REQUIREMENT:
Look through the entries below and count every line in which "title" appears; reply with the number only.

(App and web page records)
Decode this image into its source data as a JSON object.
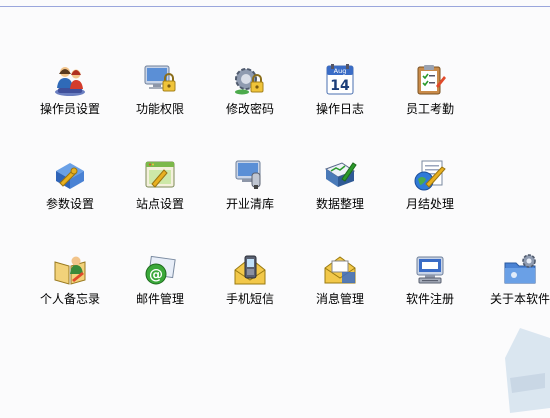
{
  "grid": {
    "row1": [
      {
        "label": "操作员设置",
        "icon": "users-icon"
      },
      {
        "label": "功能权限",
        "icon": "monitor-lock-icon"
      },
      {
        "label": "修改密码",
        "icon": "gear-lock-icon"
      },
      {
        "label": "操作日志",
        "icon": "calendar-icon"
      },
      {
        "label": "员工考勤",
        "icon": "clipboard-icon"
      }
    ],
    "row2": [
      {
        "label": "参数设置",
        "icon": "hdd-wrench-icon"
      },
      {
        "label": "站点设置",
        "icon": "window-pencil-icon"
      },
      {
        "label": "开业清库",
        "icon": "monitor-brush-icon"
      },
      {
        "label": "数据整理",
        "icon": "chart-pencil-icon"
      },
      {
        "label": "月结处理",
        "icon": "globe-doc-icon"
      }
    ],
    "row3": [
      {
        "label": "个人备忘录",
        "icon": "book-person-icon"
      },
      {
        "label": "邮件管理",
        "icon": "email-icon"
      },
      {
        "label": "手机短信",
        "icon": "phone-envelope-icon"
      },
      {
        "label": "消息管理",
        "icon": "message-envelope-icon"
      },
      {
        "label": "软件注册",
        "icon": "register-monitor-icon"
      },
      {
        "label": "关于本软件",
        "icon": "folder-gear-icon"
      }
    ]
  },
  "calendar_icon_text": {
    "month": "Aug",
    "day": "14"
  },
  "colors": {
    "rule": "#9aa6dc",
    "background": "#fbfbfc"
  }
}
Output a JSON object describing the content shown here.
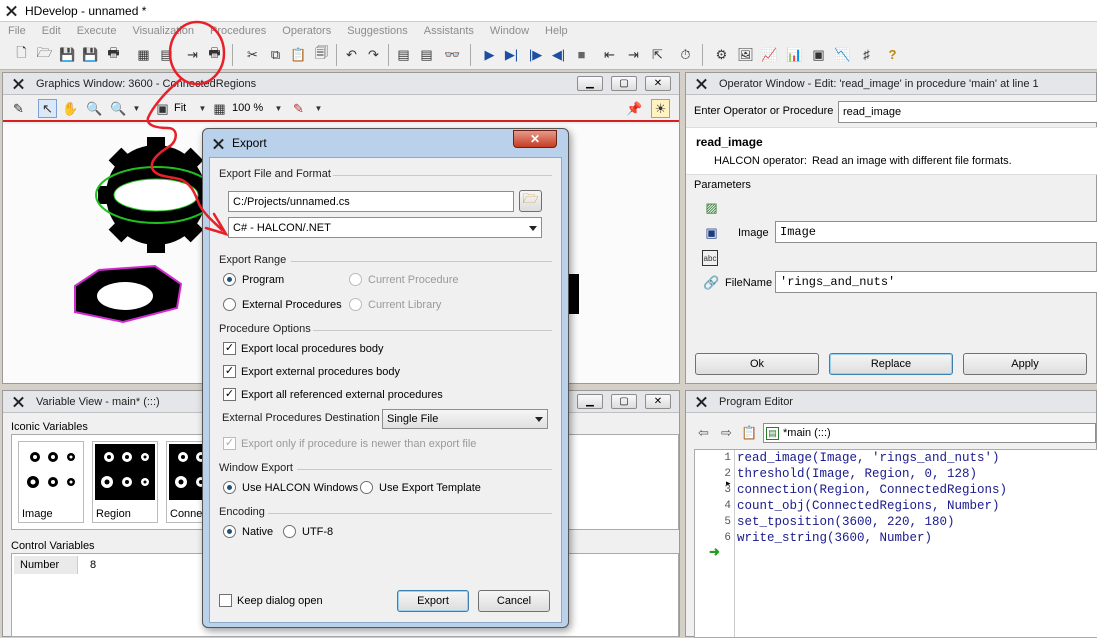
{
  "app": {
    "title": "HDevelop - unnamed *"
  },
  "menu": [
    "File",
    "Edit",
    "Execute",
    "Visualization",
    "Procedures",
    "Operators",
    "Suggestions",
    "Assistants",
    "Window",
    "Help"
  ],
  "graphics": {
    "title": "Graphics Window: 3600 - ConnectedRegions",
    "zoom_fit": "Fit",
    "zoom_percent": "100 %"
  },
  "operator_window": {
    "title": "Operator Window - Edit: 'read_image' in procedure 'main' at line 1",
    "enter_label": "Enter Operator or Procedure",
    "enter_value": "read_image",
    "op_name": "read_image",
    "op_kind": "HALCON operator:",
    "op_desc": "Read an image with different file formats.",
    "params_label": "Parameters",
    "params": [
      {
        "name": "Image",
        "value": "Image"
      },
      {
        "name": "FileName",
        "value": "'rings_and_nuts'"
      }
    ],
    "ok": "Ok",
    "replace": "Replace",
    "apply": "Apply"
  },
  "variable_view": {
    "title": "Variable View - main* (:::)",
    "iconic_label": "Iconic Variables",
    "iconic": [
      "Image",
      "Region",
      "ConnectedRegions"
    ],
    "iconic_visible": [
      "Image",
      "Region",
      "Conne"
    ],
    "control_label": "Control Variables",
    "controls": [
      {
        "name": "Number",
        "value": "8"
      }
    ]
  },
  "program_editor": {
    "title": "Program Editor",
    "procedure": "*main (:::)",
    "lines": [
      {
        "n": "1",
        "code": "read_image(Image, 'rings_and_nuts')"
      },
      {
        "n": "2",
        "code": "threshold(Image, Region, 0, 128)"
      },
      {
        "n": "3",
        "code": "connection(Region, ConnectedRegions)"
      },
      {
        "n": "4",
        "code": "count_obj(ConnectedRegions, Number)"
      },
      {
        "n": "5",
        "code": "set_tposition(3600, 220, 180)"
      },
      {
        "n": "6",
        "code": "write_string(3600, Number)"
      }
    ]
  },
  "export_dialog": {
    "title": "Export",
    "file_format_label": "Export File and Format",
    "file_path": "C:/Projects/unnamed.cs",
    "format": "C# - HALCON/.NET",
    "range_label": "Export Range",
    "range_program": "Program",
    "range_current_procedure": "Current Procedure",
    "range_external_procedures": "External Procedures",
    "range_current_library": "Current Library",
    "options_label": "Procedure Options",
    "opt_local": "Export local procedures body",
    "opt_external": "Export external procedures body",
    "opt_referenced": "Export all referenced external procedures",
    "dest_label": "External Procedures Destination",
    "dest_value": "Single File",
    "opt_newer": "Export only if procedure is newer than export file",
    "window_label": "Window Export",
    "window_halcon": "Use HALCON Windows",
    "window_template": "Use Export Template",
    "encoding_label": "Encoding",
    "enc_native": "Native",
    "enc_utf8": "UTF-8",
    "keep_open": "Keep dialog open",
    "export_btn": "Export",
    "cancel_btn": "Cancel"
  },
  "annotation_color": "#e8202a"
}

WRITTEN SOLUTION:
6